Throughout the Bible, we find the claim — some­times explicitly argued, other times implied — that these tensions between body and soul, these fundamental disin­tegrations, are symptoms of sin. In the Genesis account of creation, we hear that God made the whole of the cosmos, things seen and unseen, the spiritual as welt as the physi­cal. He made, as the crown of his efforts, a rational animal, capable of speech and divine communion, and he placed him within a garden of physical delights and surrounded him with all of his brother animals that fly through the air and creep and crawl upon the ground. But in the wake of the original sin, divisions begin to appear.

Adam and Eve, who once were comfortable with their physicality, now seek to cover themselves, their bodies having become an object of shame. And nature, symbolized by the serpent, has now emerged as the enemy, the cunning tempter. This interpretation is confirmed in the story of the flood. We see that God protects from the waters (evocative of the power of sin) not only his human creatures, but all the creatures on the planet– including, presumably, all those lowly crawling things. Moreover, as the flood waters recede, God concludes a covenant, not only with us, hut with the whole of creation. The biblical teaching seems to be that the harmony of the spiritual and the physical is what God savors arid intends.

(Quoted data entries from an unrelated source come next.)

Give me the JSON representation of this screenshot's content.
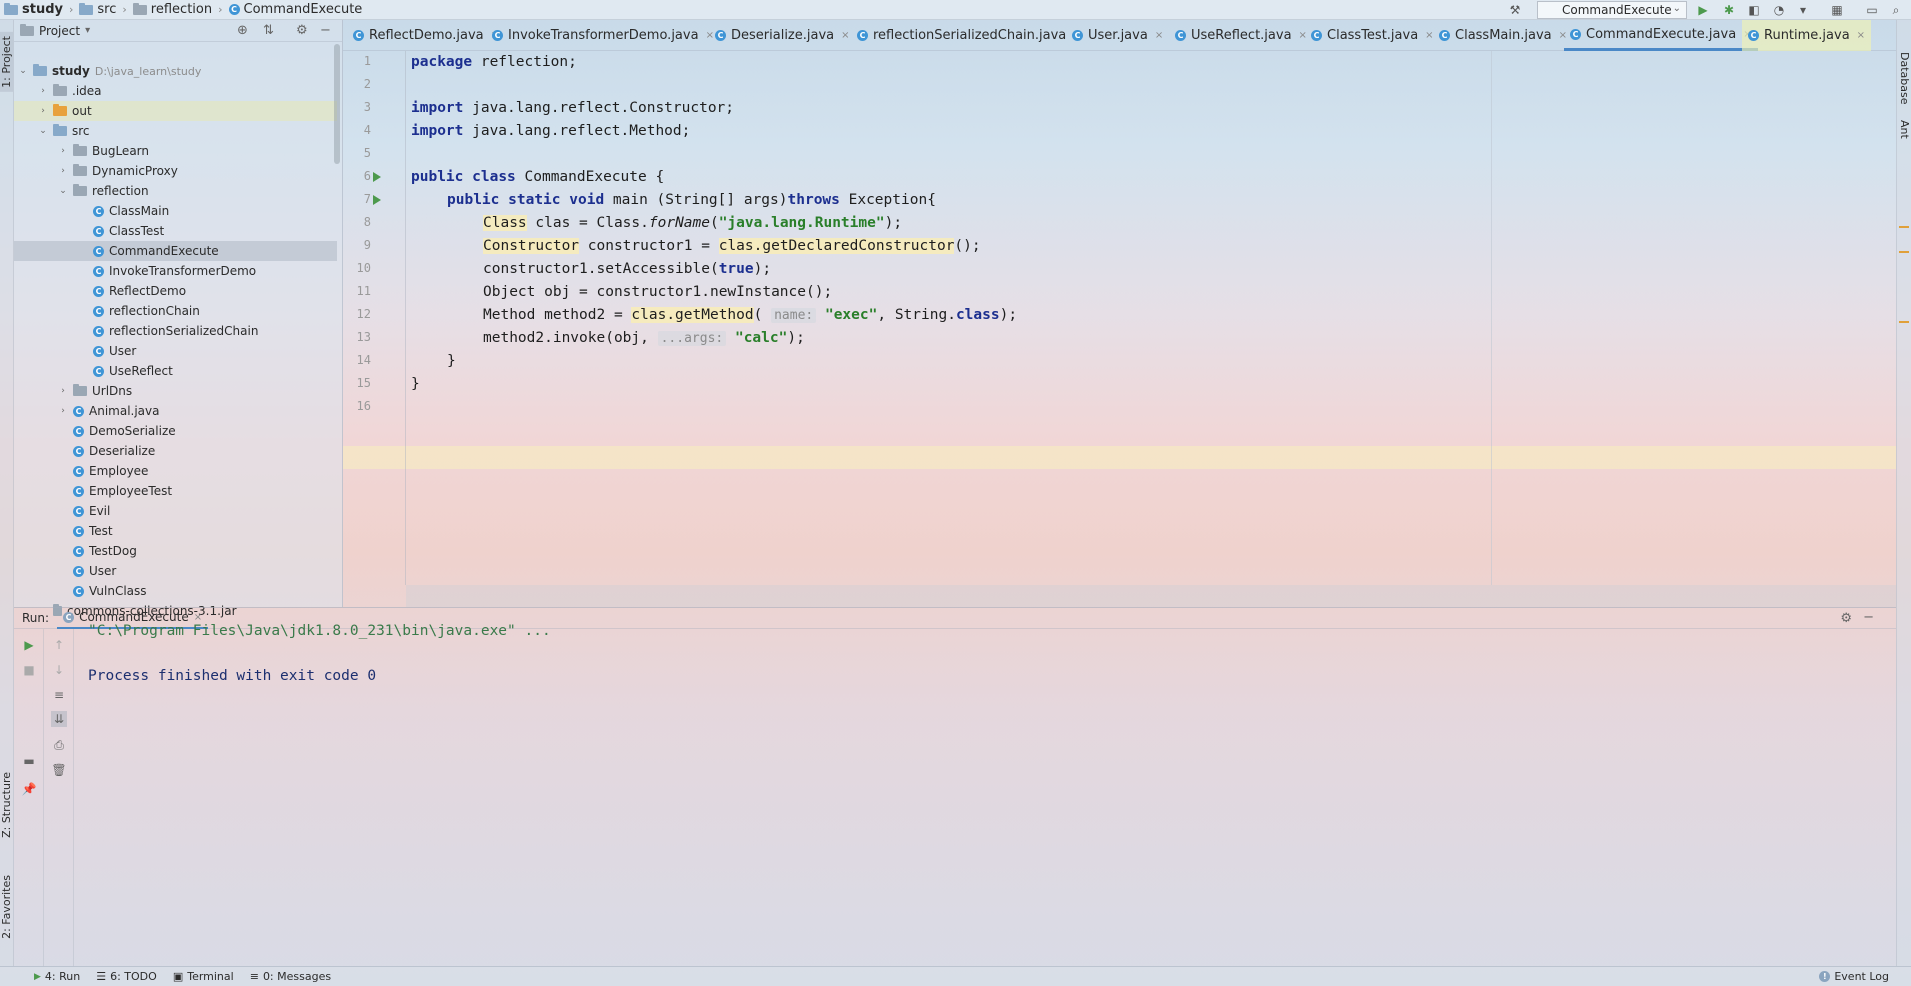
{
  "navbar": {
    "crumbs": [
      "study",
      "src",
      "reflection",
      "CommandExecute"
    ],
    "run_config": "CommandExecute"
  },
  "left_stripe": {
    "tabs": [
      "1: Project",
      "Z: Structure",
      "2: Favorites"
    ]
  },
  "project": {
    "header": "Project",
    "tree": [
      {
        "label": "study",
        "extra": "D:\\java_learn\\study",
        "depth": 0,
        "type": "module",
        "arrow": "down"
      },
      {
        "label": ".idea",
        "depth": 1,
        "type": "folder",
        "arrow": "right"
      },
      {
        "label": "out",
        "depth": 1,
        "type": "folder-orange",
        "arrow": "right",
        "highlight": true
      },
      {
        "label": "src",
        "depth": 1,
        "type": "folder-blue",
        "arrow": "down"
      },
      {
        "label": "BugLearn",
        "depth": 2,
        "type": "folder",
        "arrow": "right"
      },
      {
        "label": "DynamicProxy",
        "depth": 2,
        "type": "folder",
        "arrow": "right"
      },
      {
        "label": "reflection",
        "depth": 2,
        "type": "folder",
        "arrow": "down"
      },
      {
        "label": "ClassMain",
        "depth": 3,
        "type": "class"
      },
      {
        "label": "ClassTest",
        "depth": 3,
        "type": "class"
      },
      {
        "label": "CommandExecute",
        "depth": 3,
        "type": "class",
        "selected": true
      },
      {
        "label": "InvokeTransformerDemo",
        "depth": 3,
        "type": "class"
      },
      {
        "label": "ReflectDemo",
        "depth": 3,
        "type": "class"
      },
      {
        "label": "reflectionChain",
        "depth": 3,
        "type": "class"
      },
      {
        "label": "reflectionSerializedChain",
        "depth": 3,
        "type": "class"
      },
      {
        "label": "User",
        "depth": 3,
        "type": "class"
      },
      {
        "label": "UseReflect",
        "depth": 3,
        "type": "class"
      },
      {
        "label": "UrlDns",
        "depth": 2,
        "type": "folder",
        "arrow": "right"
      },
      {
        "label": "Animal.java",
        "depth": 2,
        "type": "class",
        "arrow": "right"
      },
      {
        "label": "DemoSerialize",
        "depth": 2,
        "type": "class"
      },
      {
        "label": "Deserialize",
        "depth": 2,
        "type": "class"
      },
      {
        "label": "Employee",
        "depth": 2,
        "type": "class"
      },
      {
        "label": "EmployeeTest",
        "depth": 2,
        "type": "class"
      },
      {
        "label": "Evil",
        "depth": 2,
        "type": "class"
      },
      {
        "label": "Test",
        "depth": 2,
        "type": "class"
      },
      {
        "label": "TestDog",
        "depth": 2,
        "type": "class"
      },
      {
        "label": "User",
        "depth": 2,
        "type": "class"
      },
      {
        "label": "VulnClass",
        "depth": 2,
        "type": "class"
      },
      {
        "label": "commons-collections-3.1.jar",
        "depth": 1,
        "type": "jar"
      }
    ]
  },
  "tabs": [
    {
      "label": "ReflectDemo.java"
    },
    {
      "label": "InvokeTransformerDemo.java"
    },
    {
      "label": "Deserialize.java"
    },
    {
      "label": "reflectionSerializedChain.java"
    },
    {
      "label": "User.java"
    },
    {
      "label": "UseReflect.java"
    },
    {
      "label": "ClassTest.java"
    },
    {
      "label": "ClassMain.java"
    },
    {
      "label": "CommandExecute.java",
      "active": true
    },
    {
      "label": "Runtime.java",
      "highlight": true
    }
  ],
  "editor": {
    "line_numbers": [
      "1",
      "2",
      "3",
      "4",
      "5",
      "6",
      "7",
      "8",
      "9",
      "10",
      "11",
      "12",
      "13",
      "14",
      "15",
      "16"
    ],
    "tokens": {
      "package": "package",
      "pkg_name": " reflection;",
      "import": "import",
      "imp1": " java.lang.reflect.Constructor;",
      "imp2": " java.lang.reflect.Method;",
      "public": "public",
      "class": "class",
      "class_decl": " CommandExecute {",
      "static": "static",
      "void": "void",
      "main_sig": " main (String[] args)",
      "throws": "throws",
      "exc": " Exception{",
      "l8_type": "Class",
      "l8_a": " clas = Class.",
      "l8_forname": "forName",
      "l8_b": "(",
      "l8_str": "\"java.lang.Runtime\"",
      "l8_c": ");",
      "l9_type": "Constructor",
      "l9_a": " constructor1 = ",
      "l9_call": "clas.getDeclaredConstructor",
      "l9_b": "();",
      "l10_a": "constructor1.setAccessible(",
      "l10_true": "true",
      "l10_b": ");",
      "l11": "Object obj = constructor1.newInstance();",
      "l12_a": "Method method2 = ",
      "l12_call": "clas.getMethod",
      "l12_b": "( ",
      "l12_hint": "name:",
      "l12_str": "\"exec\"",
      "l12_c": ", String.",
      "l12_class": "class",
      "l12_d": ");",
      "l13_a": "method2.invoke(obj, ",
      "l13_hint": "...args:",
      "l13_str": "\"calc\"",
      "l13_b": ");",
      "close_inner": "}",
      "close_outer": "}"
    }
  },
  "right_stripe": {
    "tabs": [
      "Database",
      "Ant"
    ]
  },
  "run": {
    "label": "Run:",
    "tab": "CommandExecute",
    "console": [
      {
        "text": "\"C:\\Program Files\\Java\\jdk1.8.0_231\\bin\\java.exe\" ...",
        "color": "#3a7a4a"
      },
      {
        "text": "Process finished with exit code 0",
        "color": "#1c2f6f"
      }
    ]
  },
  "status": {
    "tabs": [
      {
        "label": "4: Run",
        "icon": "play-icon",
        "active": true
      },
      {
        "label": "6: TODO",
        "icon": "list-icon"
      },
      {
        "label": "Terminal",
        "icon": "terminal-icon"
      },
      {
        "label": "0: Messages",
        "icon": "messages-icon"
      }
    ],
    "event_log": "Event Log"
  }
}
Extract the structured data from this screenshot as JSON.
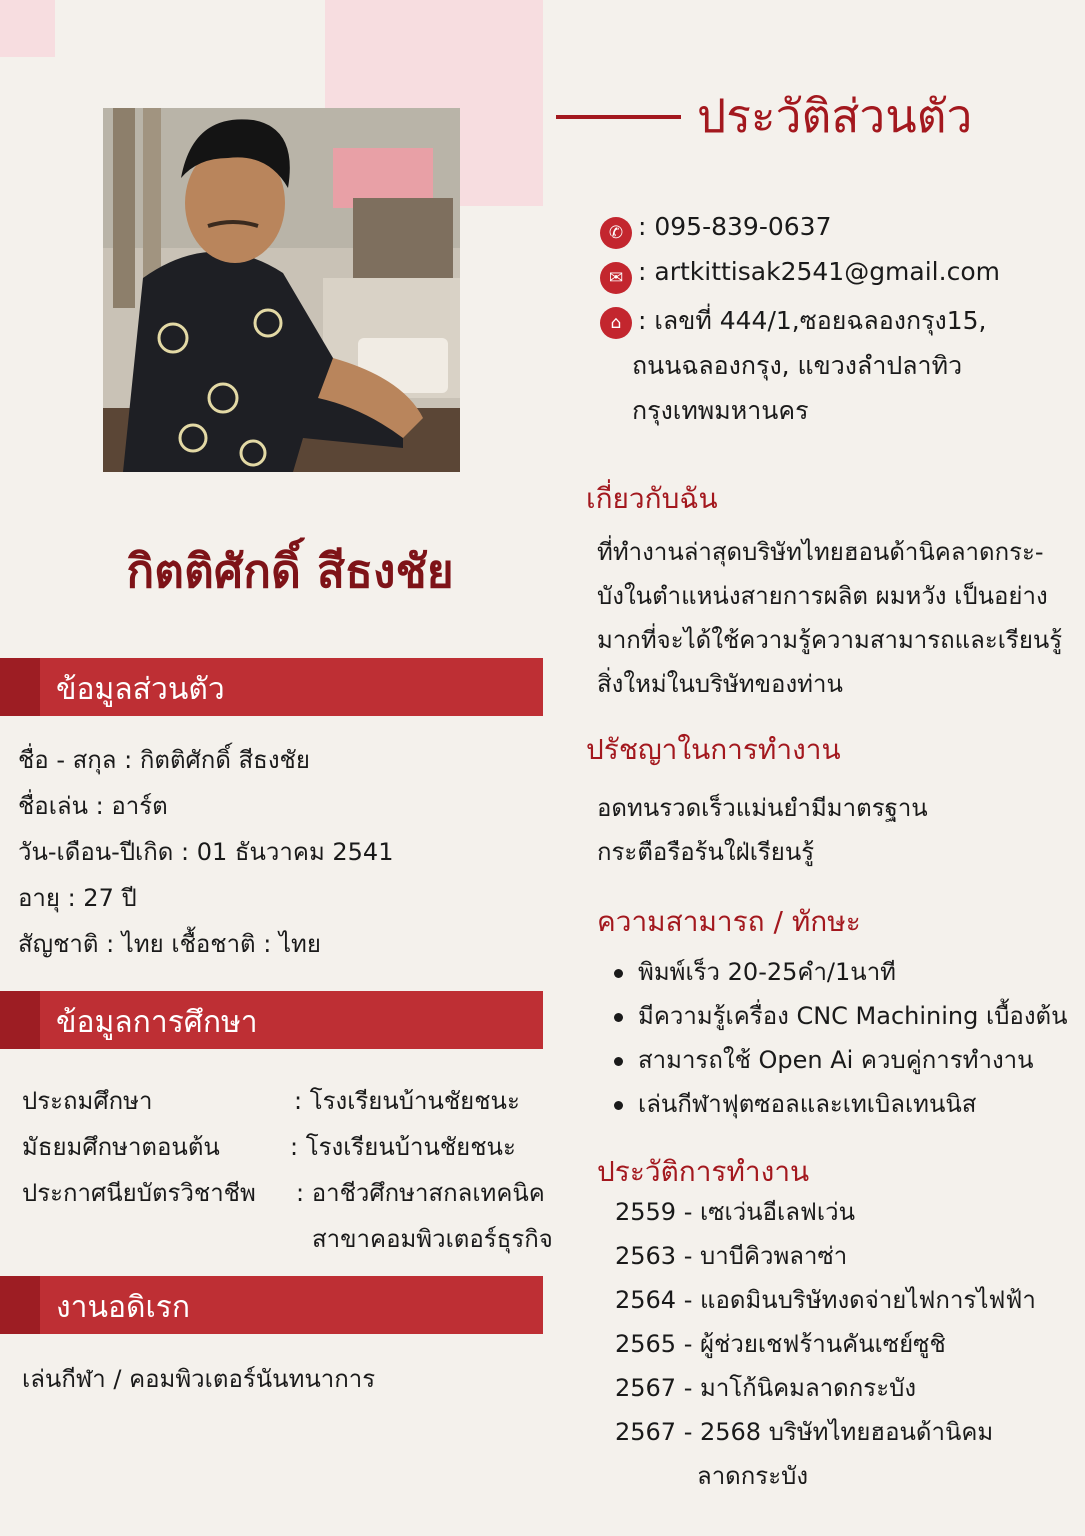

The scriptural understanding of the tight relationship between the two elements of the person is nowhere bet­ter expressed than in St. Mark’s laconic account of the temptation of Jesus in the desert, In Mark’s telling, we find none of the dramatic details that characterize Mat­thew’s and Luke’s narratives. Instead, we have only these sober lines: “He was in the wilderness forty days1 tempted by Satan; and he was with the wild beasts and the angels waited on him.”

This picture of Jesus, surrounded by the animals and ministered to by the angels, is a sort of sacred icon of the right relationship between spirit and matter. It is as though Jesus — in opposition to Satan — brings together, in his person, the warring elements of soul and body, angel and animal. The new Adam, he unites what sin had divided; the new creation, he integrates the cosmic order that sin had disrupted. We shouldn’t commune with the angels alone (in the Platonic mode) or with the animals alone (in the hedonist mode); and we certainly shouldn’t oscillate back and forth between the two. Rather, we should abide with both, keeping the physical and the spiritual in a mutually correcting harmony. Then we live out our deepest metaphysical identity; then we become the creatures God intended us to be: embodied spirits and spiritual bodies.”


Get every new post delivered to your Inbox.

Join 273 other followers